Jump directly to the Content

Ungrieving Grievances

Complaints to the board need not ruin its effectiveness.

The day before I was to leave on a much-needed vacation (the first full break in several years), I had lunch with one of our elders. I could tell something was bothering him. It wasn't long before he told me: he had heard some grievances and thought I should be aware of them. Someone had complained my salary was too high. Someone else felt I was taking too much vacation time. Another person expressed dismay that we had promised our Bible conference speaker a set honorarium instead of whatever came in the offering. Someone else was bothered that the screen we used for overhead projection seemed to be in the way of the choir.

My response to most complaints is to be a little aggravated and a lot tickled; I've learned they're just part of the job. But my fellow board members were far from amused. In fact, some had suggested a private meeting be held while I was on vacation. Though the more seasoned members realized this was unwise and blocked the idea, I saw there was more at stake here than ...

January/February
Support Our Work

Subscribe to CT for less than $4.25/month

Homepage Subscription Panel

Read These Next
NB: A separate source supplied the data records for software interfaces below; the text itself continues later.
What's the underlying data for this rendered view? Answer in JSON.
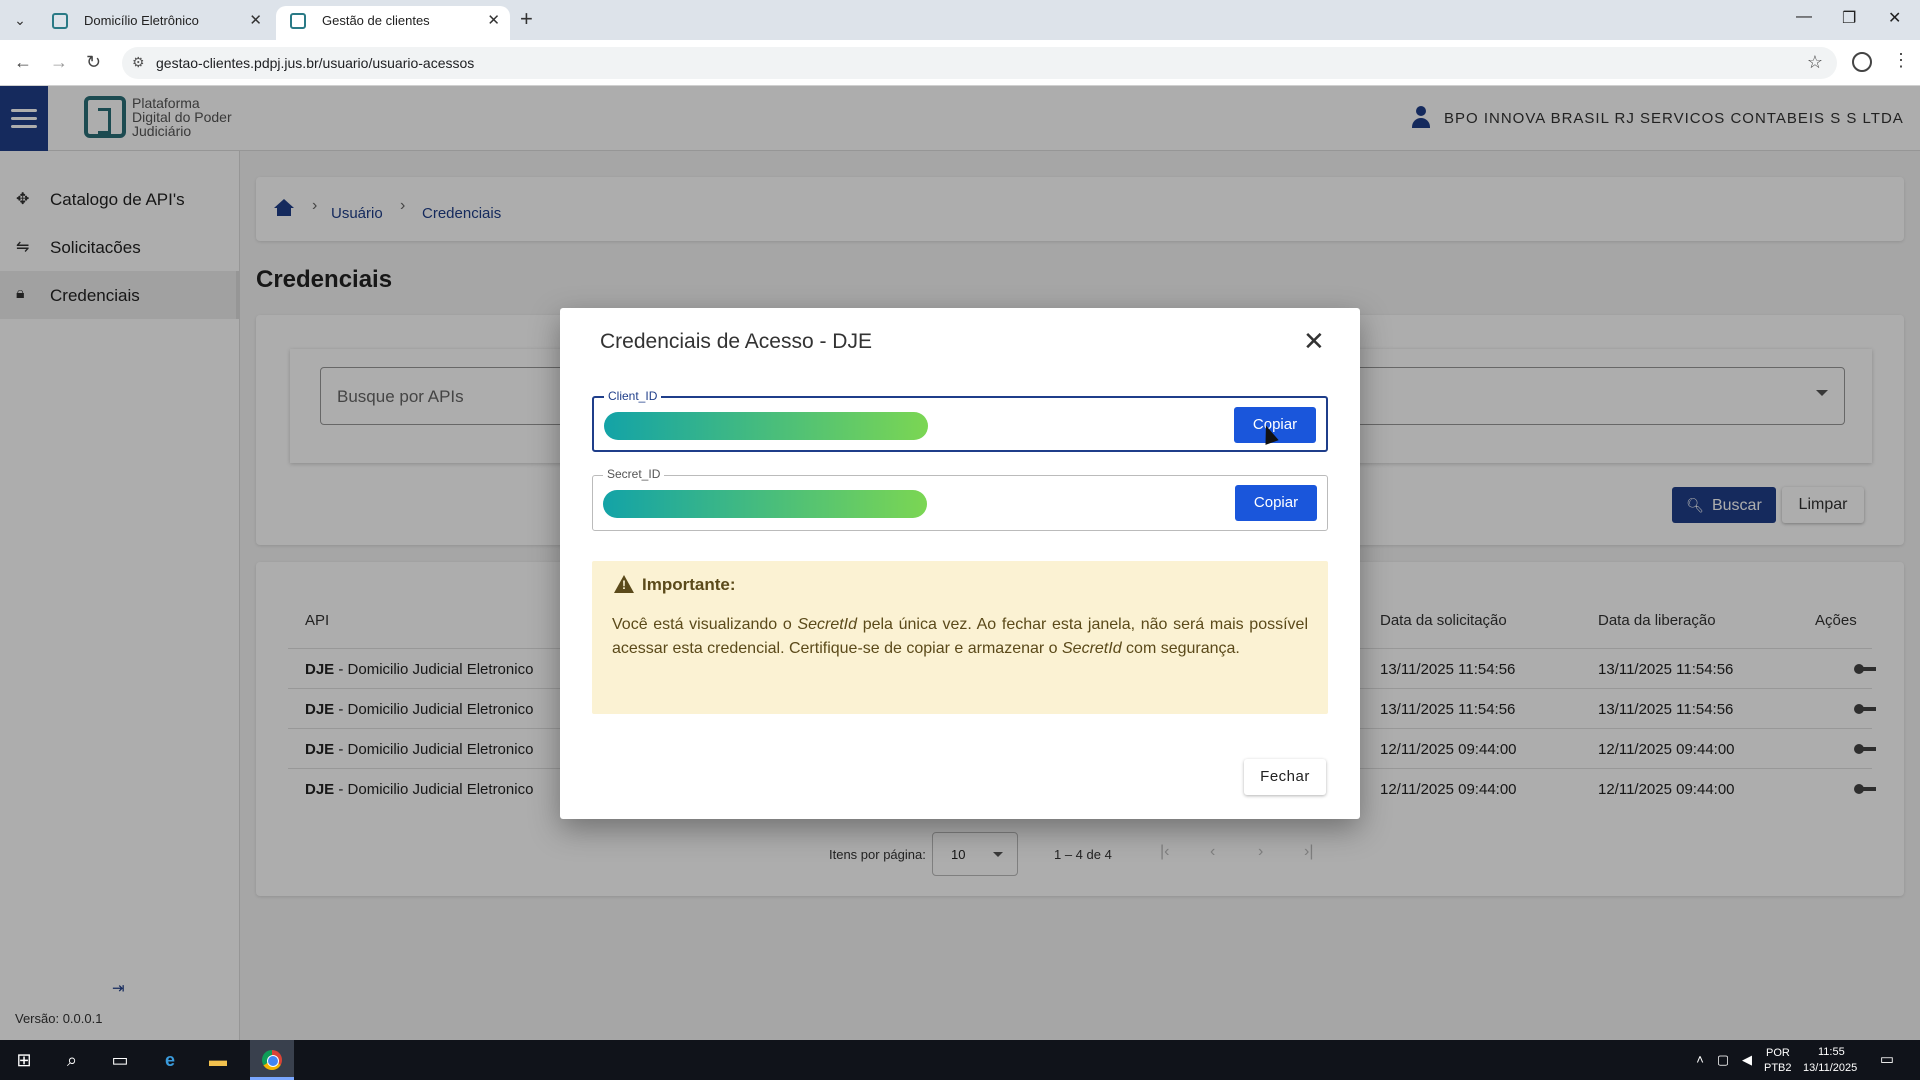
{
  "browser": {
    "tabs": [
      {
        "label": "Domicílio Eletrônico",
        "active": false
      },
      {
        "label": "Gestão de clientes",
        "active": true
      }
    ],
    "url": "gestao-clientes.pdpj.jus.br/usuario/usuario-acessos"
  },
  "header": {
    "logo_text": "Plataforma Digital do Poder Judiciário",
    "user_name": "BPO INNOVA BRASIL RJ SERVICOS CONTABEIS S S LTDA"
  },
  "sidebar": {
    "items": [
      {
        "label": "Catalogo de API's",
        "icon": "api-catalog-icon"
      },
      {
        "label": "Solicitacões",
        "icon": "requests-icon"
      },
      {
        "label": "Credenciais",
        "icon": "lock-icon",
        "active": true
      }
    ],
    "version": "Versão: 0.0.0.1"
  },
  "breadcrumb": {
    "items": [
      "Usuário",
      "Credenciais"
    ]
  },
  "page": {
    "title": "Credenciais"
  },
  "search": {
    "placeholder": "Busque por APIs",
    "buscar_label": "Buscar",
    "limpar_label": "Limpar"
  },
  "table": {
    "headers": {
      "api": "API",
      "data_solicitacao": "Data da solicitação",
      "data_liberacao": "Data da liberação",
      "acoes": "Ações"
    },
    "rows": [
      {
        "api_code": "DJE",
        "api_name": " - Domicilio Judicial Eletronico",
        "solicitacao": "13/11/2025 11:54:56",
        "liberacao": "13/11/2025 11:54:56"
      },
      {
        "api_code": "DJE",
        "api_name": " - Domicilio Judicial Eletronico",
        "solicitacao": "13/11/2025 11:54:56",
        "liberacao": "13/11/2025 11:54:56"
      },
      {
        "api_code": "DJE",
        "api_name": " - Domicilio Judicial Eletronico",
        "solicitacao": "12/11/2025 09:44:00",
        "liberacao": "12/11/2025 09:44:00"
      },
      {
        "api_code": "DJE",
        "api_name": " - Domicilio Judicial Eletronico",
        "solicitacao": "12/11/2025 09:44:00",
        "liberacao": "12/11/2025 09:44:00"
      }
    ]
  },
  "pagination": {
    "label": "Itens por página:",
    "page_size": "10",
    "range": "1 – 4 de 4"
  },
  "modal": {
    "title": "Credenciais de Acesso - DJE",
    "client_id_label": "Client_ID",
    "secret_id_label": "Secret_ID",
    "copy_label": "Copiar",
    "important_title": "Importante:",
    "important_p1": "Você está visualizando o ",
    "important_secret1": "SecretId",
    "important_p2": " pela única vez. Ao fechar esta janela, não será mais possível acessar esta credencial. Certifique-se de copiar e armazenar o ",
    "important_secret2": "SecretId",
    "important_p3": " com segurança.",
    "fechar_label": "Fechar"
  },
  "taskbar": {
    "lang_1": "POR",
    "lang_2": "PTB2",
    "time": "11:55",
    "date": "13/11/2025"
  },
  "colors": {
    "primary": "#1f3e8a",
    "copy_button": "#1a56db",
    "warning_bg": "#fbf2d3",
    "warning_text": "#5b4a1a"
  }
}
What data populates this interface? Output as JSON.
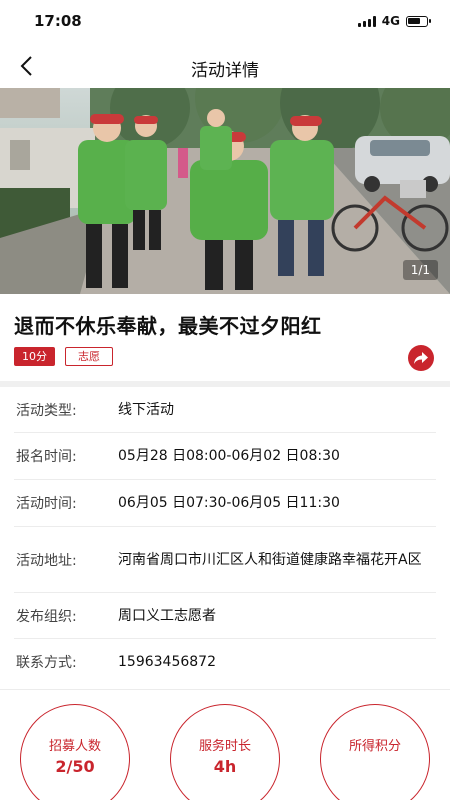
{
  "status_bar": {
    "time": "17:08",
    "network": "4G",
    "battery_level": 0.7
  },
  "nav": {
    "title": "活动详情"
  },
  "hero": {
    "counter": "1/1"
  },
  "activity": {
    "title": "退而不休乐奉献，最美不过夕阳红",
    "points_tag": "10分",
    "type_tag": "志愿"
  },
  "details": [
    {
      "label": "活动类型:",
      "value": "线下活动"
    },
    {
      "label": "报名时间:",
      "value": "05月28 日08:00-06月02 日08:30"
    },
    {
      "label": "活动时间:",
      "value": "06月05 日07:30-06月05 日11:30"
    },
    {
      "label": "活动地址:",
      "value": "河南省周口市川汇区人和街道健康路幸福花开A区"
    },
    {
      "label": "发布组织:",
      "value": "周口义工志愿者"
    },
    {
      "label": "联系方式:",
      "value": "15963456872"
    }
  ],
  "stats": [
    {
      "label": "招募人数",
      "value": "2/50"
    },
    {
      "label": "服务时长",
      "value": "4h"
    },
    {
      "label": "所得积分",
      "value": ""
    }
  ],
  "colors": {
    "accent": "#c9252d",
    "divider": "#f0f0f0"
  },
  "icons": {
    "back": "chevron-left-icon",
    "share": "share-icon"
  }
}
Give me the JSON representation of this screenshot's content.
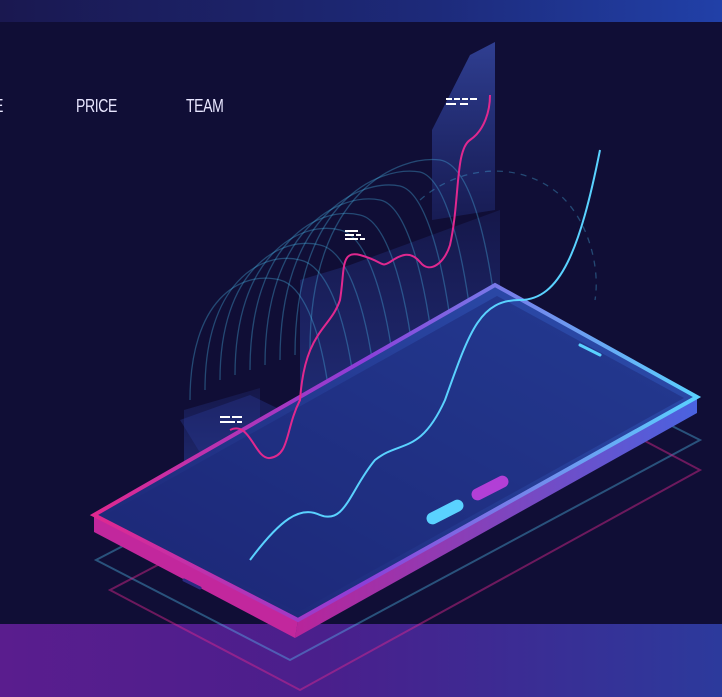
{
  "nav": {
    "items": [
      {
        "label": "E"
      },
      {
        "label": "PRICE"
      },
      {
        "label": "TEAM"
      }
    ]
  },
  "illustration": {
    "description_icon": "isometric-phone-analytics-illustration",
    "colors": {
      "background": "#100e36",
      "cyan_accent": "#5ad2ff",
      "magenta_accent": "#e0288f",
      "purple_accent": "#8b3fd9",
      "panel_blue": "#2a3d9a"
    },
    "tags": [
      {
        "icon": "chart-label-glyph"
      },
      {
        "icon": "chart-label-glyph"
      },
      {
        "icon": "chart-label-glyph"
      }
    ]
  }
}
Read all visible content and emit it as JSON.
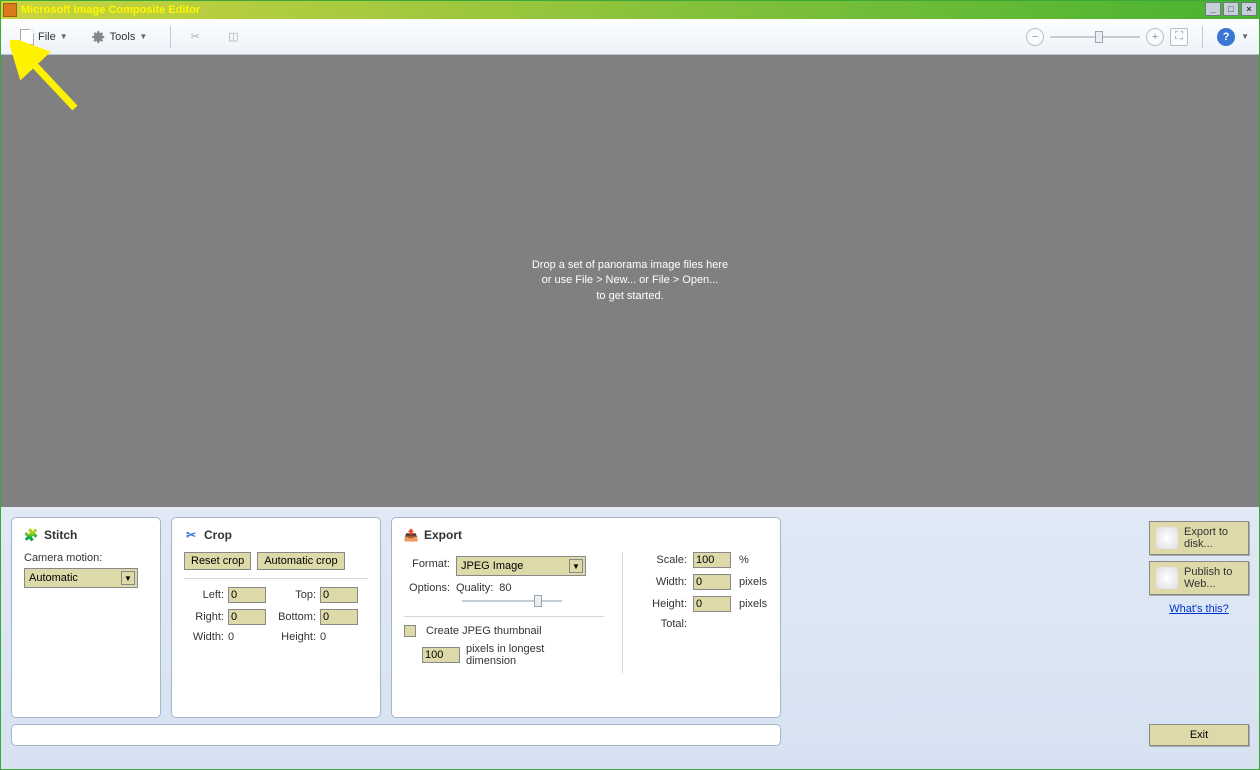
{
  "titlebar": {
    "title": "Microsoft Image Composite Editor"
  },
  "toolbar": {
    "file": "File",
    "tools": "Tools"
  },
  "canvas": {
    "line1": "Drop a set of panorama image files here",
    "line2": "or use File > New... or File > Open...",
    "line3": "to get started."
  },
  "stitch": {
    "title": "Stitch",
    "camera_label": "Camera motion:",
    "camera_value": "Automatic"
  },
  "crop": {
    "title": "Crop",
    "reset": "Reset crop",
    "auto": "Automatic crop",
    "left_lbl": "Left:",
    "left_val": "0",
    "top_lbl": "Top:",
    "top_val": "0",
    "right_lbl": "Right:",
    "right_val": "0",
    "bottom_lbl": "Bottom:",
    "bottom_val": "0",
    "width_lbl": "Width:",
    "width_val": "0",
    "height_lbl": "Height:",
    "height_val": "0"
  },
  "export": {
    "title": "Export",
    "format_lbl": "Format:",
    "format_val": "JPEG Image",
    "options_lbl": "Options:",
    "quality_lbl": "Quality:",
    "quality_val": "80",
    "thumb_lbl": "Create JPEG thumbnail",
    "thumb_px": "100",
    "thumb_unit": "pixels in longest dimension",
    "scale_lbl": "Scale:",
    "scale_val": "100",
    "scale_unit": "%",
    "width_lbl": "Width:",
    "width_val": "0",
    "px": "pixels",
    "height_lbl": "Height:",
    "height_val": "0",
    "total_lbl": "Total:"
  },
  "side": {
    "disk": "Export to disk...",
    "web": "Publish to Web...",
    "whats": "What's this?"
  },
  "footer": {
    "exit": "Exit"
  }
}
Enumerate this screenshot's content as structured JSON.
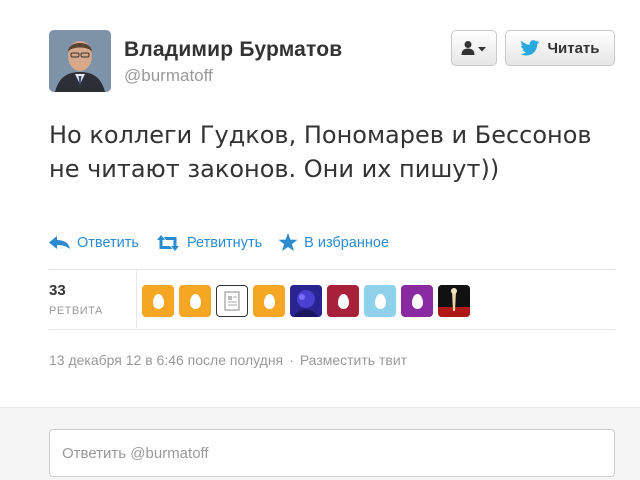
{
  "author": {
    "name": "Владимир Бурматов",
    "handle": "@burmatoff"
  },
  "buttons": {
    "follow_label": "Читать"
  },
  "tweet": {
    "text": "Но коллеги Гудков, Пономарев и Бессонов не читают законов. Они их пишут))"
  },
  "actions": {
    "reply": "Ответить",
    "retweet": "Ретвитнуть",
    "favorite": "В избранное"
  },
  "stats": {
    "retweet_count": "33",
    "retweet_label": "РЕТВИТА"
  },
  "retweeters": [
    {
      "kind": "egg",
      "bg": "#f5a623"
    },
    {
      "kind": "egg",
      "bg": "#f5a623"
    },
    {
      "kind": "doc",
      "bg": "#ffffff"
    },
    {
      "kind": "egg",
      "bg": "#f5a623"
    },
    {
      "kind": "photo-blue",
      "bg": "#3b2fa8"
    },
    {
      "kind": "egg",
      "bg": "#a8203a"
    },
    {
      "kind": "egg",
      "bg": "#8fd0ea"
    },
    {
      "kind": "egg",
      "bg": "#8a2aa0"
    },
    {
      "kind": "photo-dark",
      "bg": "#1a1a1a"
    }
  ],
  "meta": {
    "timestamp": "13 декабря 12 в 6:46 после полудня",
    "separator": "·",
    "embed_label": "Разместить твит"
  },
  "reply": {
    "placeholder": "Ответить @burmatoff"
  },
  "colors": {
    "link": "#2b8bd1",
    "twitter_blue": "#2aa9e0"
  }
}
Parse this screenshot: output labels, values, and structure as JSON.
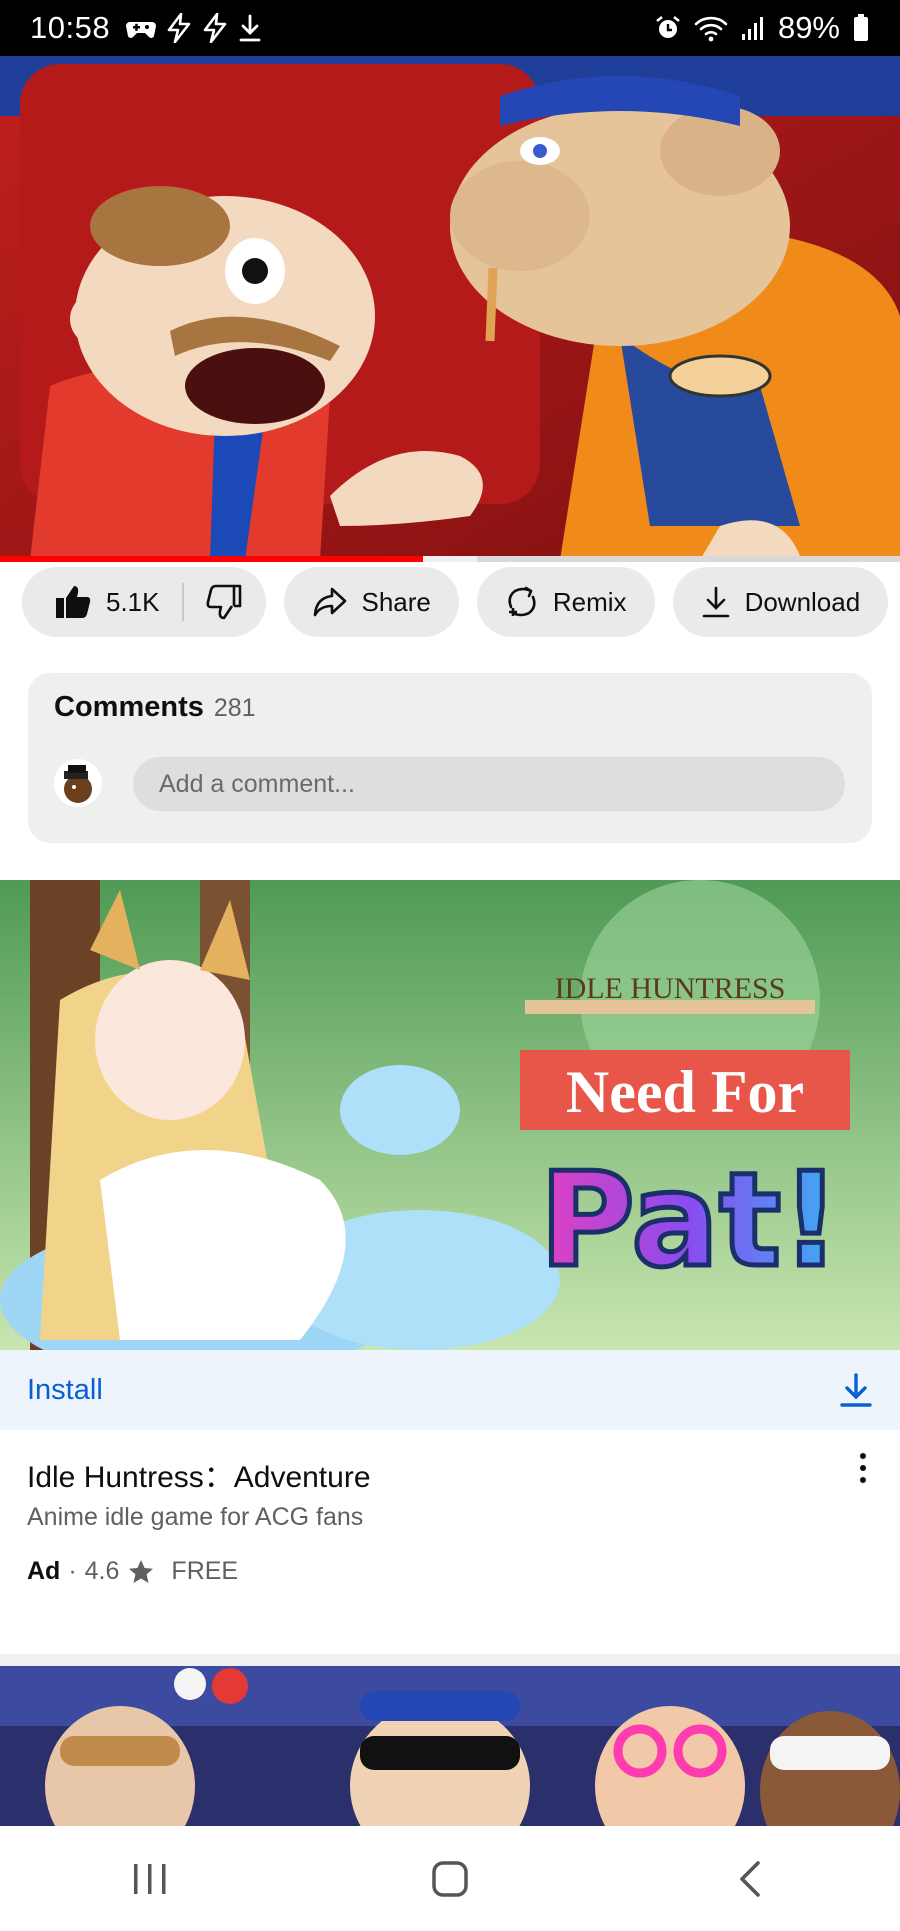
{
  "status_bar": {
    "time": "10:58",
    "battery": "89%",
    "left_icons": [
      "gamepad-icon",
      "bolt-icon",
      "bolt-icon",
      "download-icon"
    ],
    "right_icons": [
      "alarm-icon",
      "wifi-icon",
      "signal-icon",
      "battery-icon"
    ]
  },
  "video": {
    "progress_fraction": 0.47
  },
  "actions": {
    "like_count": "5.1K",
    "share": "Share",
    "remix": "Remix",
    "download": "Download"
  },
  "comments": {
    "title": "Comments",
    "count": "281",
    "placeholder": "Add a comment..."
  },
  "ad": {
    "image_texts": {
      "logo": "IDLE HUNTRESS",
      "banner": "Need For",
      "headline": "Pat!"
    },
    "install_label": "Install",
    "title": "Idle Huntress：Adventure",
    "description": "Anime idle game for ACG fans",
    "badge": "Ad",
    "separator": "·",
    "rating": "4.6",
    "price": "FREE"
  },
  "nav": {
    "buttons": [
      "recents-icon",
      "home-icon",
      "back-icon"
    ]
  },
  "colors": {
    "accent_blue": "#065fd4",
    "progress_red": "#ff0000",
    "pill_bg": "#eaeaea"
  }
}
Related
Sharp Curve Ahead
Sharp Curve Ahead
When God began a painful and wonderful transformation in my father's heart and church, I thought I was merely along for the ride.
From the Magazine
The Church Was Meant to Enjoy Its Diversity, Not Wish It Away.
The Church Was Meant to Enjoy Its Diversity, Not Wish It Away.
America is set to be minority white by 2045. Evangelicals need to stop thinking that’s a bad thing.
Editor's Pick
Come Ye Pastors, Heavy Laden
Come Ye Pastors, Heavy Laden
Learning to walk under the weight of ministry's many hats.
close